What does this mean for the populist project of apologetics? Smith continues,
“The neutral, autonomous reason that would have to underwrite a project of demonstration [apologetics] has been forfeited by the fall…. The project of apologetics–especially ‘classical apologetics’– must be seen as an illegitimate project, illegitimate not because of its goal of witness or proclamation but because of its mode. Even if one suggests that only the “preambles of faith” (such as the existence of God, the necessity of objective moral standards, etc.) can be demonstrated by appeal to a universal, autonomous reason, one has failed to grasp the scope and ubiquity of the fall. One is unwittingly guarding a sphere of creation that is untouched by the fall.”
John Milbank points out that while we cannot appeal to an autonomous reason that is ubiquitous and unaffected by the fall in order to “argue” the truth of Christianity, what we can do is “out-narrate” the narrative provided outside of the faith. In other words, the church can live the Gospel of the Kingdom and tell the story of Jesus. In so doing, the church provides a “counter-narrative” to the other stories (we could even say “gospels”) being told (the story of America, the story of consumer capitalism, the story of communism, etc.). (Smith, 181 quoting Milbank in Theology and Social Theory, 327).
It seems that our emphasis on apologetics ought to be replaced by a focus on proclamation through Word and Sacrament–this perhaps will enable pastors to be who they are: shepherds who lead the flock to the throne of grace more and teach the content of the faith rather than amateur philosophers.

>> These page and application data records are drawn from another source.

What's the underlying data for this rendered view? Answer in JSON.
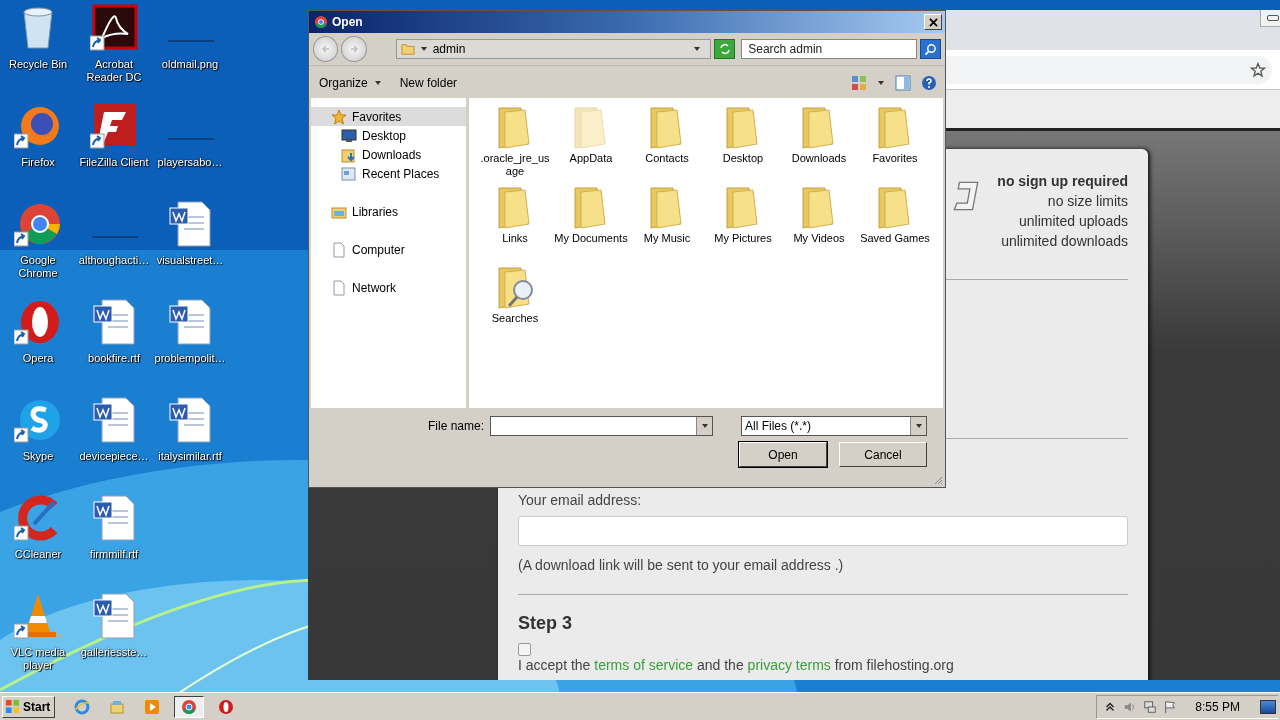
{
  "desktop_icons": [
    {
      "label": "Recycle Bin",
      "kind": "recycle-bin"
    },
    {
      "label": "Firefox",
      "kind": "firefox"
    },
    {
      "label": "Google Chrome",
      "kind": "chrome"
    },
    {
      "label": "Opera",
      "kind": "opera"
    },
    {
      "label": "Skype",
      "kind": "skype"
    },
    {
      "label": "CCleaner",
      "kind": "ccleaner"
    },
    {
      "label": "VLC media player",
      "kind": "vlc"
    },
    {
      "label": "Acrobat Reader DC",
      "kind": "acrobat"
    },
    {
      "label": "FileZilla Client",
      "kind": "filezilla"
    },
    {
      "label": "althoughacti…",
      "kind": "blank"
    },
    {
      "label": "bookfire.rtf",
      "kind": "word"
    },
    {
      "label": "devicepiece…",
      "kind": "word"
    },
    {
      "label": "firmmilf.rtf",
      "kind": "word"
    },
    {
      "label": "galleriesste…",
      "kind": "word"
    },
    {
      "label": "oldmail.png",
      "kind": "blank"
    },
    {
      "label": "playersabo…",
      "kind": "blank"
    },
    {
      "label": "visualstreet…",
      "kind": "word"
    },
    {
      "label": "problempolit…",
      "kind": "word"
    },
    {
      "label": "italysimilar.rtf",
      "kind": "word"
    }
  ],
  "browser": {
    "features": [
      {
        "text": "no sign up required",
        "bold": true
      },
      {
        "text": "no size limits",
        "bold": false
      },
      {
        "text": "unlimited uploads",
        "bold": false
      },
      {
        "text": "unlimited downloads",
        "bold": false
      }
    ],
    "email_label": "Your email address:",
    "email_note": "(A download link will be sent to your email address .)",
    "step_title": "Step 3",
    "terms_checked": false,
    "terms": [
      {
        "text": "I accept the ",
        "kind": "text"
      },
      {
        "text": "terms of service",
        "kind": "link"
      },
      {
        "text": " and the ",
        "kind": "text"
      },
      {
        "text": "privacy terms",
        "kind": "link"
      },
      {
        "text": " from filehosting.org",
        "kind": "text"
      }
    ]
  },
  "dialog": {
    "title": "Open",
    "location": "admin",
    "search_placeholder": "Search admin",
    "toolbar": [
      {
        "label": "Organize",
        "kind": "menu"
      },
      {
        "label": "New folder",
        "kind": "button"
      }
    ],
    "nav": [
      {
        "label": "Favorites",
        "kind": "star",
        "selected": true,
        "children": [
          {
            "label": "Desktop",
            "kind": "desktop",
            "selected": false
          },
          {
            "label": "Downloads",
            "kind": "downloads",
            "selected": false
          },
          {
            "label": "Recent Places",
            "kind": "recent",
            "selected": false
          }
        ]
      },
      {
        "label": "Libraries",
        "kind": "library",
        "selected": false
      },
      {
        "label": "Computer",
        "kind": "page",
        "selected": false
      },
      {
        "label": "Network",
        "kind": "page",
        "selected": false
      }
    ],
    "files": [
      {
        "label": ".oracle_jre_usage",
        "kind": "folder",
        "hidden": false
      },
      {
        "label": "AppData",
        "kind": "folder",
        "hidden": true
      },
      {
        "label": "Contacts",
        "kind": "folder",
        "hidden": false
      },
      {
        "label": "Desktop",
        "kind": "folder",
        "hidden": false
      },
      {
        "label": "Downloads",
        "kind": "folder",
        "hidden": false
      },
      {
        "label": "Favorites",
        "kind": "folder",
        "hidden": false
      },
      {
        "label": "Links",
        "kind": "folder",
        "hidden": false
      },
      {
        "label": "My Documents",
        "kind": "folder",
        "hidden": false
      },
      {
        "label": "My Music",
        "kind": "folder",
        "hidden": false
      },
      {
        "label": "My Pictures",
        "kind": "folder",
        "hidden": false
      },
      {
        "label": "My Videos",
        "kind": "folder",
        "hidden": false
      },
      {
        "label": "Saved Games",
        "kind": "folder",
        "hidden": false
      },
      {
        "label": "Searches",
        "kind": "search-folder",
        "hidden": false
      }
    ],
    "file_name_label": "File name:",
    "file_type": "All Files (*.*)",
    "buttons": [
      {
        "label": "Open",
        "default": true
      },
      {
        "label": "Cancel",
        "default": false
      }
    ]
  },
  "taskbar": {
    "start": "Start",
    "apps": [
      {
        "kind": "ie",
        "active": false
      },
      {
        "kind": "explorer",
        "active": false
      },
      {
        "kind": "media",
        "active": false
      },
      {
        "kind": "chrome",
        "active": true
      },
      {
        "kind": "opera",
        "active": false
      }
    ],
    "clock": "8:55 PM"
  }
}
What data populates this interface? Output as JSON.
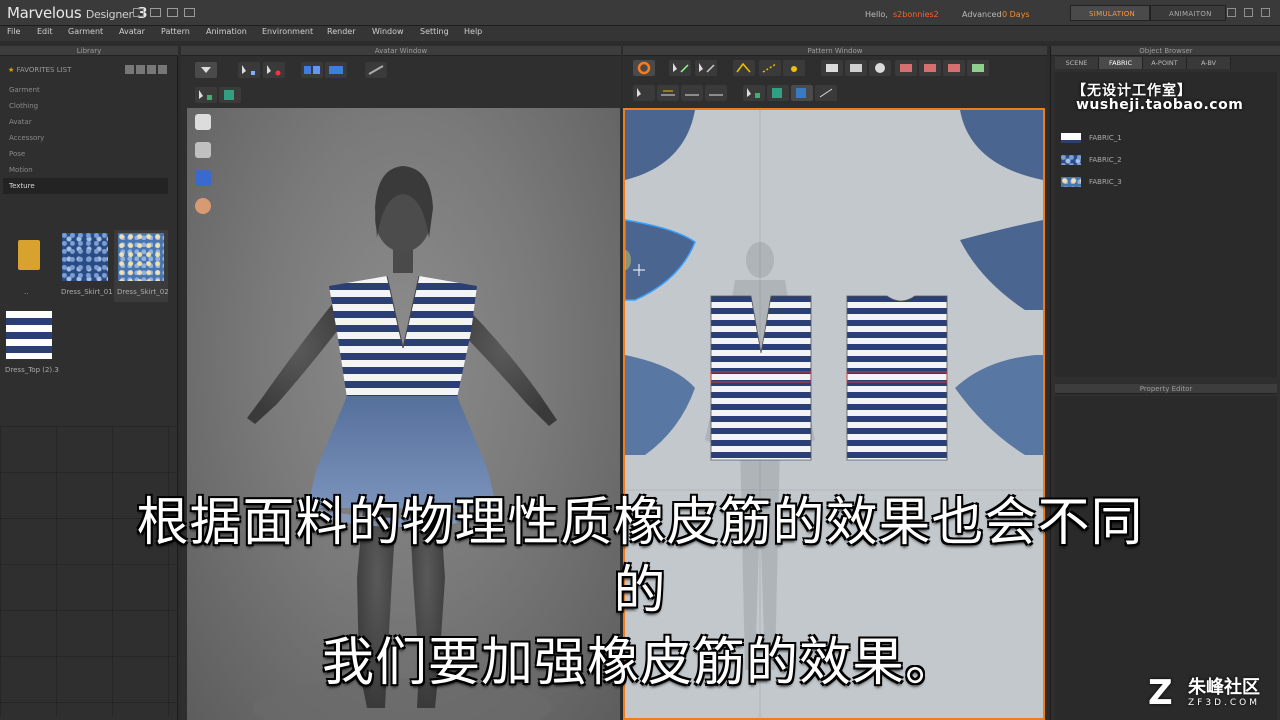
{
  "app": {
    "name": "Marvelous",
    "name_sub": "Designer",
    "version": "3",
    "hello_label": "Hello,",
    "user": "s2bonnies2",
    "advanced_label": "Advanced",
    "days": "0 Days",
    "mode_simulation": "SIMULATION",
    "mode_animation": "ANIMAITON"
  },
  "menu": [
    "File",
    "Edit",
    "Garment",
    "Avatar",
    "Pattern",
    "Animation",
    "Environment",
    "Render",
    "Window",
    "Setting",
    "Help"
  ],
  "panels": {
    "library": "Library",
    "avatar_window": "Avatar Window",
    "pattern_window": "Pattern Window",
    "object_browser": "Object Browser",
    "property_editor": "Property Editor"
  },
  "library": {
    "favorites": "FAVORITES LIST",
    "items": [
      "Garment",
      "Clothing",
      "Avatar",
      "Accessory",
      "Pose",
      "Motion",
      "Texture"
    ],
    "selected_index": 6,
    "thumbs": [
      {
        "caption": ".."
      },
      {
        "caption": "Dress_Skirt_01"
      },
      {
        "caption": "Dress_Skirt_02"
      },
      {
        "caption": "Dress_Top (2).3"
      }
    ]
  },
  "object_browser": {
    "tabs": [
      "SCENE",
      "FABRIC",
      "A-POINT",
      "A-BV"
    ],
    "active_tab": 1,
    "fabrics": [
      "FABRIC_1",
      "FABRIC_2",
      "FABRIC_3"
    ]
  },
  "watermark": {
    "line1": "【无设计工作室】",
    "line2": "wusheji.taobao.com"
  },
  "subtitles": {
    "line1": "根据面料的物理性质橡皮筋的效果也会不同",
    "line2": "的",
    "line3": "我们要加强橡皮筋的效果。"
  },
  "site": {
    "cn": "朱峰社区",
    "en": "ZF3D.COM"
  },
  "colors": {
    "accent": "#f07d1a",
    "highlight_user": "#ff5f2a",
    "pattern_blue": "#4a6590",
    "stripe_navy": "#2c3f74"
  }
}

Source: James K A Smith, Introducing Radical Orthodoxy (180).